The winter has brought a temporary lull in the farm labor shortage caused by Alabama’s tough immigration law, but the clock is ticking fast. John McMillan, the commissioner of the Alabama Department of Agriculture and Industries presided today over a conference designed to help farmers find workers for their fields.
The AP reports that the agriculture industry is worried about enforcement measures like E-Verify, a flawed tool which would evaluate whether or not an employee is legal to work in the United States.
There are increasing signs of serious economic fallout from Alabama’s harsh anti-immigrant law, HB 56. There are growing calls, even from some GOP Senators, to change HB 56. The Anniston Star says repeal it.
Yesterday, former Republican congressman and current Florida Agriculture Commissioner Adam Putnam criticized the harsh anti-immigration laws passed in neighboring states Alabama and Georgia, pointing out that the laws are already having real economic consequences and arguing that Florida show not follow this path.
Georgia’s law against illegal immigration is hurting restaurants and farmers by creating a labor shortage that results in lower sales, witnesses told a hearing Tuesday held by Senate Democrats.
Last night, on NBC’s “Rock Center with Brian Williams,” reporter Kate Snow did a segment on what Williams called the “huge controversy” in Alabama caused by the passage of HB 56. Snow’s report showed the dire impacts of HB 56 on Alabama’s Latino families and the state’s farmers.
Apple growers say they could have had one of their best years ever if a shortage of workers hadn’t forced them to leave some fruit on trees. Growers in Washington state, which produces about half of the nation’s apples, say the labor shortage was made worse by a late start to their harvest.
A scathing editorial in today’s Washington Post blasts Alabama’s new anti-immigrant law – and the failure of Congress to find a path to citizenship for the undocumented immigrants living in the U.S.

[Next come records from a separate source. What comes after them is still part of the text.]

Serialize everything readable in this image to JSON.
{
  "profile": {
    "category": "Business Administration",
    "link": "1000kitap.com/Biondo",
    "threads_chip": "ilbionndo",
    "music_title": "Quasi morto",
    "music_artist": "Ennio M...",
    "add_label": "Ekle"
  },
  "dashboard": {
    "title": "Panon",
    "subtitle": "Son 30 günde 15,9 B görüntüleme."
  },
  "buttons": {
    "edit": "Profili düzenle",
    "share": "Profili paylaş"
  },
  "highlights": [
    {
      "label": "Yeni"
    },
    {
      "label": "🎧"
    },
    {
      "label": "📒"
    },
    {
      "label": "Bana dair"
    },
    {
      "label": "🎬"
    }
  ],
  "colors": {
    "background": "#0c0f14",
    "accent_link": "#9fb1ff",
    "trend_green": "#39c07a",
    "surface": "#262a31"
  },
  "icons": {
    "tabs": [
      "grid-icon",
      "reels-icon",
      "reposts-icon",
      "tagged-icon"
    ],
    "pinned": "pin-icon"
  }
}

Farmers in Alabama are in revolt against the state’s over-the-top immigration law, which is designed to hound illegal immigrants so that they move elsewhere. As it happens, a substantial portion of farm workers there, as in other states, are undocumented. In the farmers’ view, the law is depriving them of steady, experienced labor — and threatening to deal a lethal blow to crops throughout the state.